• What is needed: Copy exactly the stretch of data below from the line with "Decode this image" through the line with "Convert this screenshot", including both of those lines.

Page and application data records:
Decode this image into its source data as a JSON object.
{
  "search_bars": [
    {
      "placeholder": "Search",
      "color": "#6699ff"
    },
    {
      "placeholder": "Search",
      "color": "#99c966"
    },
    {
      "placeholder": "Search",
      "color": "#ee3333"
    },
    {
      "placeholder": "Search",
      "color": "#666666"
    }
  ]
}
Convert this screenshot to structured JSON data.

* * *

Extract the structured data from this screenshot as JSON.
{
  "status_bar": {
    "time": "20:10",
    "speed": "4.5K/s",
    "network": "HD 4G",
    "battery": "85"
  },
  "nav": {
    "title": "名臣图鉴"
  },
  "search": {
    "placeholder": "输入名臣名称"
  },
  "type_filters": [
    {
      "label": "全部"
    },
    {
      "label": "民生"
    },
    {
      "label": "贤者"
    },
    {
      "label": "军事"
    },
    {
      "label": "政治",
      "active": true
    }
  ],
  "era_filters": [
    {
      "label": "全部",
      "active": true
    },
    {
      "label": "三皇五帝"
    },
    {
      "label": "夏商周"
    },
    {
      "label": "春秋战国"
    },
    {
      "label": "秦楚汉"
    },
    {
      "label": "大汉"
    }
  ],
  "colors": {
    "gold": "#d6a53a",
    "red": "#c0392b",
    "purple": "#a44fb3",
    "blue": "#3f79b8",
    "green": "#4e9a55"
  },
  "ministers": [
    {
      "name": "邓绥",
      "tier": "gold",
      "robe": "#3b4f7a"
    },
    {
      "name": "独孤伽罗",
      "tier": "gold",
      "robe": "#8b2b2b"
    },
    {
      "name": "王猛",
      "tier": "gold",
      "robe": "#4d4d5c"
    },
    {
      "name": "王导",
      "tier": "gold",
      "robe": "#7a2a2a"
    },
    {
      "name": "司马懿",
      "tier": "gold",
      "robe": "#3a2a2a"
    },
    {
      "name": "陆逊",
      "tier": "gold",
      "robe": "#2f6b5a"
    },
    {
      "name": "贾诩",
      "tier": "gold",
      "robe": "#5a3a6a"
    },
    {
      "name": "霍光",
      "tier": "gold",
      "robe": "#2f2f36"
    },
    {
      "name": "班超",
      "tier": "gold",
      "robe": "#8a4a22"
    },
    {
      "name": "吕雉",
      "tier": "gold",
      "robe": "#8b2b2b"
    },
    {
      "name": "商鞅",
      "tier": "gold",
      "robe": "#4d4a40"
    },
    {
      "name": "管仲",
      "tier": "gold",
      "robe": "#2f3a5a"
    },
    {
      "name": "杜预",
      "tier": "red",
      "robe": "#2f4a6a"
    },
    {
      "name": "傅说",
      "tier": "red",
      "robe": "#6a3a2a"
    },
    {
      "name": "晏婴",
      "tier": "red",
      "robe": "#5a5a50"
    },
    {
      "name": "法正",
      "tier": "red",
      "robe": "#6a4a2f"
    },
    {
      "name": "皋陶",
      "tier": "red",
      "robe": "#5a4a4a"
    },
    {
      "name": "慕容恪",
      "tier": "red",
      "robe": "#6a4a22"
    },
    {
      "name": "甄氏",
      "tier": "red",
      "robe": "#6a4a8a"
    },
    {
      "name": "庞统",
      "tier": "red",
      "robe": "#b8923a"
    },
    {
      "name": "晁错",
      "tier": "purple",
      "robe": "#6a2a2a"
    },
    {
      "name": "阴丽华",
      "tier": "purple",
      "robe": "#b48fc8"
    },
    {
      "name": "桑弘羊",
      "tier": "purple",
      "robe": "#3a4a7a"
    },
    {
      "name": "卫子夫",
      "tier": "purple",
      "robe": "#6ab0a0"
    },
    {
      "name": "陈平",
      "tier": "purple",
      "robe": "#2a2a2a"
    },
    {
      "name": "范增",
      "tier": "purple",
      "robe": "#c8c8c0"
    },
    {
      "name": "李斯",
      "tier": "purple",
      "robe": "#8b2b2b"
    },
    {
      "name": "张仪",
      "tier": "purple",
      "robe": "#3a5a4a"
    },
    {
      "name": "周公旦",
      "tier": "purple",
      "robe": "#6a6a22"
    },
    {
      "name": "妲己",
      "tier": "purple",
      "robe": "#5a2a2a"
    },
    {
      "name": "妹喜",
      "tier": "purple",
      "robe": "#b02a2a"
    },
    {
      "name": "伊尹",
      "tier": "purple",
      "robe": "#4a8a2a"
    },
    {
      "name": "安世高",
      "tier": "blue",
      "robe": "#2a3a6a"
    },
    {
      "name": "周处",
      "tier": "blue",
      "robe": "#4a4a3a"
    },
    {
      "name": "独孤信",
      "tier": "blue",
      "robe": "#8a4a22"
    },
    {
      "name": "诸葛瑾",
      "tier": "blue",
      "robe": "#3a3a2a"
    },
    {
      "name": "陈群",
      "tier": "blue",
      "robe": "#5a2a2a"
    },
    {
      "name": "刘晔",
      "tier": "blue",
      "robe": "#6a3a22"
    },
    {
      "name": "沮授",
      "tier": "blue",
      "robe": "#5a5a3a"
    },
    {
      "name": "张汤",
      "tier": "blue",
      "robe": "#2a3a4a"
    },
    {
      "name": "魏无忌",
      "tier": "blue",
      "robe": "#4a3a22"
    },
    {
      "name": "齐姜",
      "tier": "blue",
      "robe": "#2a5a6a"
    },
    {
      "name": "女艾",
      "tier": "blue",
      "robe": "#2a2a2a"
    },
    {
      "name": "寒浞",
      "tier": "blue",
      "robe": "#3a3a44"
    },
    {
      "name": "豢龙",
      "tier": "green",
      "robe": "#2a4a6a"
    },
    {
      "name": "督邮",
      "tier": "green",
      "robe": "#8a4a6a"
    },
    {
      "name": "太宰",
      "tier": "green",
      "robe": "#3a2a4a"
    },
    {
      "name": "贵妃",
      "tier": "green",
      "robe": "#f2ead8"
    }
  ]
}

• Written response:
Decode this image into its source data as a JSON object.
{
  "search_bars": [
    {
      "placeholder": "Search",
      "color": "#6699ff"
    },
    {
      "placeholder": "Search",
      "color": "#99c966"
    },
    {
      "placeholder": "Search",
      "color": "#ee3333"
    },
    {
      "placeholder": "Search",
      "color": "#666666"
    }
  ]
}
Convert this screenshot to structured JSON data.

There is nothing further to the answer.